» **REQUIRED WORK**: Nothing in the records below may change; print them all exactly.

» **EXTRACTED DATA**:
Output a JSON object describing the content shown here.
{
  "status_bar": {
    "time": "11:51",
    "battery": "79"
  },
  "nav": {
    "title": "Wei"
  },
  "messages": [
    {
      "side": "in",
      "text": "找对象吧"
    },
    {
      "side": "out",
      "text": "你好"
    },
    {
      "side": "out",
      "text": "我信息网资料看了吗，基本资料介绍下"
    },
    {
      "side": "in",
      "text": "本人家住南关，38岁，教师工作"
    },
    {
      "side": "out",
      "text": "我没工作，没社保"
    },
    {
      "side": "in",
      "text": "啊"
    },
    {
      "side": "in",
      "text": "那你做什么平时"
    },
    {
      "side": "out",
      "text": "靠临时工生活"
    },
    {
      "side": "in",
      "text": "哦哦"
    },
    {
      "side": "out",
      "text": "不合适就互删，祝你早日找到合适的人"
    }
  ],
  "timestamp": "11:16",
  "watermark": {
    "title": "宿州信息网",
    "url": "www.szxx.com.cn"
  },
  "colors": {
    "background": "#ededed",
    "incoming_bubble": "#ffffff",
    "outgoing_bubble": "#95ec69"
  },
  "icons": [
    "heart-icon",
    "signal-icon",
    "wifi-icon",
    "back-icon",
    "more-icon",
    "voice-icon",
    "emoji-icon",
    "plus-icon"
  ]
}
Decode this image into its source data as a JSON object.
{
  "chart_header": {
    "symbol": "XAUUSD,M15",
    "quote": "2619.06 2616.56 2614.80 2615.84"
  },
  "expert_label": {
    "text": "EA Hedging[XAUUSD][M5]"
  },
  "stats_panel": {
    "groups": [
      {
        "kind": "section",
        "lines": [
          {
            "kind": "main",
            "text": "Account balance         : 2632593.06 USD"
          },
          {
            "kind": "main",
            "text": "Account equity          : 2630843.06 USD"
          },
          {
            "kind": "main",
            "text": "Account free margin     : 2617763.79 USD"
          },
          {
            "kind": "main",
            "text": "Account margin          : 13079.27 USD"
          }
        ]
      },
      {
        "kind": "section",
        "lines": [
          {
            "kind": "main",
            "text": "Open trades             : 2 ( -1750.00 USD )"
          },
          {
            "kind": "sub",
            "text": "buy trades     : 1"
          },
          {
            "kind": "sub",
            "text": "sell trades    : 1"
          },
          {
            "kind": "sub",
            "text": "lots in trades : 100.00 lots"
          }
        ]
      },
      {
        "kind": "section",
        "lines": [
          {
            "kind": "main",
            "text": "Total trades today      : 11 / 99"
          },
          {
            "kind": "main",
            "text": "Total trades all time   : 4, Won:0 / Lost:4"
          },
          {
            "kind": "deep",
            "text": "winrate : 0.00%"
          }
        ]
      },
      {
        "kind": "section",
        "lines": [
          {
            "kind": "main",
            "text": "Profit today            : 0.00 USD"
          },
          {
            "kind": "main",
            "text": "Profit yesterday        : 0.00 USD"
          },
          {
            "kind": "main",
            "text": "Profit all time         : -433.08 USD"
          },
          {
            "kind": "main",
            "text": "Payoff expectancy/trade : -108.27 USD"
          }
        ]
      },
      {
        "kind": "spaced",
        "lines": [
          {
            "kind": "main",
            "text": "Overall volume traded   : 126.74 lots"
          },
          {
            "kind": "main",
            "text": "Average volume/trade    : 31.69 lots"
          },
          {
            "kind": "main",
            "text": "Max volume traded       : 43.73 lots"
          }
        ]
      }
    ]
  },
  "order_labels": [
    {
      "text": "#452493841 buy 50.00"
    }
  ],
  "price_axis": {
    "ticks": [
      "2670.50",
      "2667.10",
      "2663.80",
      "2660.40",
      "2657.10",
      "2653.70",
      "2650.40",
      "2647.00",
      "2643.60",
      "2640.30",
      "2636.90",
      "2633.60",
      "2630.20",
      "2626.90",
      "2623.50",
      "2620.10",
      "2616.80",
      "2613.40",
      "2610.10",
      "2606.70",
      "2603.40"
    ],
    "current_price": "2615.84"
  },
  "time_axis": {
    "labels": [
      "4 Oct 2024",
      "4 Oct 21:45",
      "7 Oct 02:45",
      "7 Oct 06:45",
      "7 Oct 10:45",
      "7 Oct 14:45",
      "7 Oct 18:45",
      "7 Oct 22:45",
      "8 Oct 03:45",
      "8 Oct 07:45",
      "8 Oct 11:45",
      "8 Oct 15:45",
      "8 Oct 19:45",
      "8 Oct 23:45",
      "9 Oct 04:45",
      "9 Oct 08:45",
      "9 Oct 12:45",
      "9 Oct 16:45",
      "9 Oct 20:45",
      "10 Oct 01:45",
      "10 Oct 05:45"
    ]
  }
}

» **REPLY**:
Output a JSON object describing the content shown here.
{
  "status_bar": {
    "time": "11:51",
    "battery": "79"
  },
  "nav": {
    "title": "Wei"
  },
  "messages": [
    {
      "side": "in",
      "text": "找对象吧"
    },
    {
      "side": "out",
      "text": "你好"
    },
    {
      "side": "out",
      "text": "我信息网资料看了吗，基本资料介绍下"
    },
    {
      "side": "in",
      "text": "本人家住南关，38岁，教师工作"
    },
    {
      "side": "out",
      "text": "我没工作，没社保"
    },
    {
      "side": "in",
      "text": "啊"
    },
    {
      "side": "in",
      "text": "那你做什么平时"
    },
    {
      "side": "out",
      "text": "靠临时工生活"
    },
    {
      "side": "in",
      "text": "哦哦"
    },
    {
      "side": "out",
      "text": "不合适就互删，祝你早日找到合适的人"
    }
  ],
  "timestamp": "11:16",
  "watermark": {
    "title": "宿州信息网",
    "url": "www.szxx.com.cn"
  },
  "colors": {
    "background": "#ededed",
    "incoming_bubble": "#ffffff",
    "outgoing_bubble": "#95ec69"
  },
  "icons": [
    "heart-icon",
    "signal-icon",
    "wifi-icon",
    "back-icon",
    "more-icon",
    "voice-icon",
    "emoji-icon",
    "plus-icon"
  ]
}
Decode this image into its source data as a JSON object.
{
  "chart_header": {
    "symbol": "XAUUSD,M15",
    "quote": "2619.06 2616.56 2614.80 2615.84"
  },
  "expert_label": {
    "text": "EA Hedging[XAUUSD][M5]"
  },
  "stats_panel": {
    "groups": [
      {
        "kind": "section",
        "lines": [
          {
            "kind": "main",
            "text": "Account balance         : 2632593.06 USD"
          },
          {
            "kind": "main",
            "text": "Account equity          : 2630843.06 USD"
          },
          {
            "kind": "main",
            "text": "Account free margin     : 2617763.79 USD"
          },
          {
            "kind": "main",
            "text": "Account margin          : 13079.27 USD"
          }
        ]
      },
      {
        "kind": "section",
        "lines": [
          {
            "kind": "main",
            "text": "Open trades             : 2 ( -1750.00 USD )"
          },
          {
            "kind": "sub",
            "text": "buy trades     : 1"
          },
          {
            "kind": "sub",
            "text": "sell trades    : 1"
          },
          {
            "kind": "sub",
            "text": "lots in trades : 100.00 lots"
          }
        ]
      },
      {
        "kind": "section",
        "lines": [
          {
            "kind": "main",
            "text": "Total trades today      : 11 / 99"
          },
          {
            "kind": "main",
            "text": "Total trades all time   : 4, Won:0 / Lost:4"
          },
          {
            "kind": "deep",
            "text": "winrate : 0.00%"
          }
        ]
      },
      {
        "kind": "section",
        "lines": [
          {
            "kind": "main",
            "text": "Profit today            : 0.00 USD"
          },
          {
            "kind": "main",
            "text": "Profit yesterday        : 0.00 USD"
          },
          {
            "kind": "main",
            "text": "Profit all time         : -433.08 USD"
          },
          {
            "kind": "main",
            "text": "Payoff expectancy/trade : -108.27 USD"
          }
        ]
      },
      {
        "kind": "spaced",
        "lines": [
          {
            "kind": "main",
            "text": "Overall volume traded   : 126.74 lots"
          },
          {
            "kind": "main",
            "text": "Average volume/trade    : 31.69 lots"
          },
          {
            "kind": "main",
            "text": "Max volume traded       : 43.73 lots"
          }
        ]
      }
    ]
  },
  "order_labels": [
    {
      "text": "#452493841 buy 50.00"
    }
  ],
  "price_axis": {
    "ticks": [
      "2670.50",
      "2667.10",
      "2663.80",
      "2660.40",
      "2657.10",
      "2653.70",
      "2650.40",
      "2647.00",
      "2643.60",
      "2640.30",
      "2636.90",
      "2633.60",
      "2630.20",
      "2626.90",
      "2623.50",
      "2620.10",
      "2616.80",
      "2613.40",
      "2610.10",
      "2606.70",
      "2603.40"
    ],
    "current_price": "2615.84"
  },
  "time_axis": {
    "labels": [
      "4 Oct 2024",
      "4 Oct 21:45",
      "7 Oct 02:45",
      "7 Oct 06:45",
      "7 Oct 10:45",
      "7 Oct 14:45",
      "7 Oct 18:45",
      "7 Oct 22:45",
      "8 Oct 03:45",
      "8 Oct 07:45",
      "8 Oct 11:45",
      "8 Oct 15:45",
      "8 Oct 19:45",
      "8 Oct 23:45",
      "9 Oct 04:45",
      "9 Oct 08:45",
      "9 Oct 12:45",
      "9 Oct 16:45",
      "9 Oct 20:45",
      "10 Oct 01:45",
      "10 Oct 05:45"
    ]
  }
}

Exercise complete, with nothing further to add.